After researching, the next step is practice. It might feel a little intimating at first, but take a deep breath and go for it. From Pinterest to blogs, and other websites dedicated to understanding witch culture — spells can be found almost anywhere.

Keep in mind, all spells have potential consequences and dangers to them especially if being done with malice. Always think things over before you do them.

Another thing to practice is meditation. Particularly as a green witch, meditation both calms those involved, and can act as part of inner journeying. By beginning meditation, not only does one get access to other realms, but can meditation can bind witches to the outer world that they once cut ties with.

To emphasize again, no need to rush things. Take your time with this. Figure what matches your vibe. Figure what you like and dislike. This is your journey, and no one else’s.

Witchcraft emphasizes acceptance, but those in the modern witch era have been some of the biggest advocates for both empowerment and feminism.

After the results of this year’s presidential election, thousands of witches came together to put a spell on President Trump. In an article released by witch, Diana Wagman by the LA Times, she explained her reasoning being, “ I don’t believe in the devil, but I do believe our country has gone to hell, and I am willing to try anything to save us.”

As well, in an article released by Huffington Post on how magic can empower women, Stacy Rapp, a modern day witch and owner of the store Enchantments described the gender equality in the community that makes it appealing to the LGBTQ+ community due to its inclusiveness compared to other spiritual communities.

Rapp also described in the article why she created her store after seeing, ‘the extreme potential to undo a lot of the negative… attitudes toward women.” There is a strong system to help combat the cruel nature of life and those in a witch’s life, and an emphasis on love and loving one’s self in order to empower young witches, abused witches, and witches looking for empowerment.

Self-love and love in general are enter points in modern witchcraft.

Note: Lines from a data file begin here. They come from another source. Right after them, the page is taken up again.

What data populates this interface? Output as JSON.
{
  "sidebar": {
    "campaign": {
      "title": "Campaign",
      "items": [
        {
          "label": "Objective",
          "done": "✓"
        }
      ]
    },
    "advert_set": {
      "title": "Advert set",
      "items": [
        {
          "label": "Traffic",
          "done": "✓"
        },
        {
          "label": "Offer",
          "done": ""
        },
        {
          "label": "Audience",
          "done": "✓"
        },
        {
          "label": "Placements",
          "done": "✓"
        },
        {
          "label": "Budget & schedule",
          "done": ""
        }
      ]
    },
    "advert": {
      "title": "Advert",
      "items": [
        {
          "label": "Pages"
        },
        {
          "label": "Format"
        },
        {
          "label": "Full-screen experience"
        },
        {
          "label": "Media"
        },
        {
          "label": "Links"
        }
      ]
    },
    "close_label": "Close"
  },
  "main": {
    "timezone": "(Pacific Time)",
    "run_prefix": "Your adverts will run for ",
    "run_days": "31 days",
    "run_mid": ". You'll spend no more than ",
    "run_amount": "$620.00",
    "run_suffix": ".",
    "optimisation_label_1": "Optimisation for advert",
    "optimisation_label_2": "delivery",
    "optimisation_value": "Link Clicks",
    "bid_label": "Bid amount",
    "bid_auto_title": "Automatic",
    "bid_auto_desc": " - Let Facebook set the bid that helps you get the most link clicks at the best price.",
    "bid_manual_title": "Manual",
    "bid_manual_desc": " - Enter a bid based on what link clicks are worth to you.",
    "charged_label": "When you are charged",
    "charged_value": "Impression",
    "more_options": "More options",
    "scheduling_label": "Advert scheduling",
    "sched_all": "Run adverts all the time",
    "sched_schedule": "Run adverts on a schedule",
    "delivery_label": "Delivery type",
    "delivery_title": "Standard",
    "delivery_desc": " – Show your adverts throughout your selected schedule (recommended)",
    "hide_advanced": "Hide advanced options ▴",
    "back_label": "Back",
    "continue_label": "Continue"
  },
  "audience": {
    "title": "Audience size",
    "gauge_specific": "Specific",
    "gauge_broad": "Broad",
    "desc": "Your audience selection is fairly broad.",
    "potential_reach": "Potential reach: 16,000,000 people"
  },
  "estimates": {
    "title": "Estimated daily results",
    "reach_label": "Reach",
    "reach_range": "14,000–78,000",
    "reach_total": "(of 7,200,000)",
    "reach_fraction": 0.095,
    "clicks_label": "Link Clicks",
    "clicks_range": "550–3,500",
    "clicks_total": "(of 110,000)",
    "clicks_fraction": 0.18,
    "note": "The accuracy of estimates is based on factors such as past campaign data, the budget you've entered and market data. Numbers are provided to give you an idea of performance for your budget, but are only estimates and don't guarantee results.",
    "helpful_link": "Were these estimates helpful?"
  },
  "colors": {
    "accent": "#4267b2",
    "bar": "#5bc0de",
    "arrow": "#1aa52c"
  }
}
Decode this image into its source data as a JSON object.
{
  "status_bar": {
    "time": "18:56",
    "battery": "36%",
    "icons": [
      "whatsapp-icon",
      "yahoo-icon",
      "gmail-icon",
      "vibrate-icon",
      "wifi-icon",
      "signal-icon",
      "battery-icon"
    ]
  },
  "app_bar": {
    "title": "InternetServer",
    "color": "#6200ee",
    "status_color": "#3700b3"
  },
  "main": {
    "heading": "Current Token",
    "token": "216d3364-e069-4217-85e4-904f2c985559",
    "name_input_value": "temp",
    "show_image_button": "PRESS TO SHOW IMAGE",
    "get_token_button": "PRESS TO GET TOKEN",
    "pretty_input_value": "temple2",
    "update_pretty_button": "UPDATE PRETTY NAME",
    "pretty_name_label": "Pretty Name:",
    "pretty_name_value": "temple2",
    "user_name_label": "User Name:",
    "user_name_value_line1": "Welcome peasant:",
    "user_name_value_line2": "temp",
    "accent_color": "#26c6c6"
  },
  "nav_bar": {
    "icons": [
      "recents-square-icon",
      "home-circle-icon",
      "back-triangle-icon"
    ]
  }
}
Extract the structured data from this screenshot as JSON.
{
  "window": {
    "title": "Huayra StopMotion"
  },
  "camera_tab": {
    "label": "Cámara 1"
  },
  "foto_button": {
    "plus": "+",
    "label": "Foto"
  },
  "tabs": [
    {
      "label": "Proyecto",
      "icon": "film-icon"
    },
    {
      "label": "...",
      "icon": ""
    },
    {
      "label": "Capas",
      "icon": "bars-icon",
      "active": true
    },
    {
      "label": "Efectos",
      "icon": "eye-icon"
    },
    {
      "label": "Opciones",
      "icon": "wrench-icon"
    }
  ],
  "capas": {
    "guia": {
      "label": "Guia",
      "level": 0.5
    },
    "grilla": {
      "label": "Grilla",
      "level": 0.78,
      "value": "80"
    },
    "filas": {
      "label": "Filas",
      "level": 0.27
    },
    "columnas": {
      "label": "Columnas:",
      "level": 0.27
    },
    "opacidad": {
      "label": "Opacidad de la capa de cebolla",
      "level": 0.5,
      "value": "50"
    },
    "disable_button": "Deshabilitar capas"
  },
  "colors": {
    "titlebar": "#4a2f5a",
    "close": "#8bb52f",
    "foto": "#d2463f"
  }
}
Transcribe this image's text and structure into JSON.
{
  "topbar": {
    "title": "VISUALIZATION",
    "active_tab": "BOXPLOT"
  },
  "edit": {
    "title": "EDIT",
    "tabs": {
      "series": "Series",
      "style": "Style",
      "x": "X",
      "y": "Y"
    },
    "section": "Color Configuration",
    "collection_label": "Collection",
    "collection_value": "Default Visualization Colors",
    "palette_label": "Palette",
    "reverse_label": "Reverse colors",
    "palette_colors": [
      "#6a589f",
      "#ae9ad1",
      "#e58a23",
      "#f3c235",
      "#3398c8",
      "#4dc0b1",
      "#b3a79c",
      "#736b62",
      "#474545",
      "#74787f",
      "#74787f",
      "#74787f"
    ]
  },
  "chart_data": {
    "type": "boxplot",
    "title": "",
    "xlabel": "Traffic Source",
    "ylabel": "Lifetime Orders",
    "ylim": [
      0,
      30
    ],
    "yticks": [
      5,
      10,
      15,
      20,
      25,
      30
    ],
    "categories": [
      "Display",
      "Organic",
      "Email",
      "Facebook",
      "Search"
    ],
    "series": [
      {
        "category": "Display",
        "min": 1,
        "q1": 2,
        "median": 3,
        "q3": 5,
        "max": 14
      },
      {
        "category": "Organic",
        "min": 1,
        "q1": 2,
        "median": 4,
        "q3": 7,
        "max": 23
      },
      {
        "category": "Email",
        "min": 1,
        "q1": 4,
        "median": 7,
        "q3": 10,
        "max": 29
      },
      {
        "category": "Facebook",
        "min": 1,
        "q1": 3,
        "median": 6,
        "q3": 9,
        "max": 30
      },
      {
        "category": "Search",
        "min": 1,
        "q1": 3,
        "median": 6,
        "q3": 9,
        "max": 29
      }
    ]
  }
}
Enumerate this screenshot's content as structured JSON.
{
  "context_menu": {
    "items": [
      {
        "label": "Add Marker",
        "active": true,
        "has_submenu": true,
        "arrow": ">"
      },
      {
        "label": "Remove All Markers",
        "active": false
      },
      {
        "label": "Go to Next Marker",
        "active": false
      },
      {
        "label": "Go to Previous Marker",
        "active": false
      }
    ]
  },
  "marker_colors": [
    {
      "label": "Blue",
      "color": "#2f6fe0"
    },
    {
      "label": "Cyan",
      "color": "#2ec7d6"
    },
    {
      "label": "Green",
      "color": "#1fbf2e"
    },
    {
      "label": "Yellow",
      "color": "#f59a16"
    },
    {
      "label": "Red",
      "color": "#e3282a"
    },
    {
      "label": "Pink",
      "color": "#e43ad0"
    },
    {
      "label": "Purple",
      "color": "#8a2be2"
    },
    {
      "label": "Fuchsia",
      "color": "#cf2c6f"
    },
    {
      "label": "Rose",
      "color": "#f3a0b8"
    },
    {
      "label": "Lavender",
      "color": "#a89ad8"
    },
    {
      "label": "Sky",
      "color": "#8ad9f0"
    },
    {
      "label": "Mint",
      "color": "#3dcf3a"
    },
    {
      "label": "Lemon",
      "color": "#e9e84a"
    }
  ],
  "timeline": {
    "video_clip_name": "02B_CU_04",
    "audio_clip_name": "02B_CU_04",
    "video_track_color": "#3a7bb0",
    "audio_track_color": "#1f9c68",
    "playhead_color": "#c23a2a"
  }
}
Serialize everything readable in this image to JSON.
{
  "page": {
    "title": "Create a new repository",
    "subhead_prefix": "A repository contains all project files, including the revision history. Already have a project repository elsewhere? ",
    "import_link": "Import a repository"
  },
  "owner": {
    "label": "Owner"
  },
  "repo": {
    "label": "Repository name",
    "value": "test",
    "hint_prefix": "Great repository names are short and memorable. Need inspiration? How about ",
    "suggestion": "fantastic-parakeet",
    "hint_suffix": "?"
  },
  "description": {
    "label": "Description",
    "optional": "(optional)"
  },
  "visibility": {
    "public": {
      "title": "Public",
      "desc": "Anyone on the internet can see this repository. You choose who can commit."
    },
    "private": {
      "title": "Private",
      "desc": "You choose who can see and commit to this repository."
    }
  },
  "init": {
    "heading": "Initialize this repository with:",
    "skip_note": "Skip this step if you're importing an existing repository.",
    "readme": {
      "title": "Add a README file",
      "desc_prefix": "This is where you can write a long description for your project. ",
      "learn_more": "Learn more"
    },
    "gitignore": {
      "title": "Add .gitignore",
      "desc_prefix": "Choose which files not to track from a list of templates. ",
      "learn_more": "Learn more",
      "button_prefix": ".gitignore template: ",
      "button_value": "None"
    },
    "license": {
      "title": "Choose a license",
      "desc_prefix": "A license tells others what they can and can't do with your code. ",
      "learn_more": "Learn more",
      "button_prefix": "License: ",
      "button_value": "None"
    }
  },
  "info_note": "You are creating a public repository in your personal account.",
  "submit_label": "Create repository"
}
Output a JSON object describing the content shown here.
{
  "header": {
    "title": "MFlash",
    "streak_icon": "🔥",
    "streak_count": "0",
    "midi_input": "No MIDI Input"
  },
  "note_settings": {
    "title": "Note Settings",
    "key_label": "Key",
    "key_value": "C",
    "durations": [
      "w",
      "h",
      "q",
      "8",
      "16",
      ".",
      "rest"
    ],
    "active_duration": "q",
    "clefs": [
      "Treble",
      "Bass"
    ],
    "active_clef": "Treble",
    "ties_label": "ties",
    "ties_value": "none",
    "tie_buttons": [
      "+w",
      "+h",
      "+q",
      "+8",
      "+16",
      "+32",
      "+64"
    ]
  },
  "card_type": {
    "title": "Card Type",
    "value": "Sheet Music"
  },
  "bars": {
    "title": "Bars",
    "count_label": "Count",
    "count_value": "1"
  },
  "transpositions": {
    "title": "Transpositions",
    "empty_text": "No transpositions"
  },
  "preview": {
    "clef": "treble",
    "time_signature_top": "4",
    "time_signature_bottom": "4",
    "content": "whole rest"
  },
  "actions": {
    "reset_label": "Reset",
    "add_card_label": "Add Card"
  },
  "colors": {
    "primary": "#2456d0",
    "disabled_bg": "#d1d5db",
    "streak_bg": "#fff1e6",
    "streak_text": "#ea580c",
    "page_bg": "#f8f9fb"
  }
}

In an interview for an article on Vice entitled, “Witches of Seattle Tell Us the Appeal of Magic,” one of the witches, Lily Kay, told Vice she defined magic as: “Intention. And seeing the love and connection that exists in this world. I would define magic as the purest form of love and joy and sharing it in a way that is intentional, that thrives.”

Witchcraft is something for all people to enjoy, as said in this Modern Witch Daily’s short comic: “Anyone can become a witch.”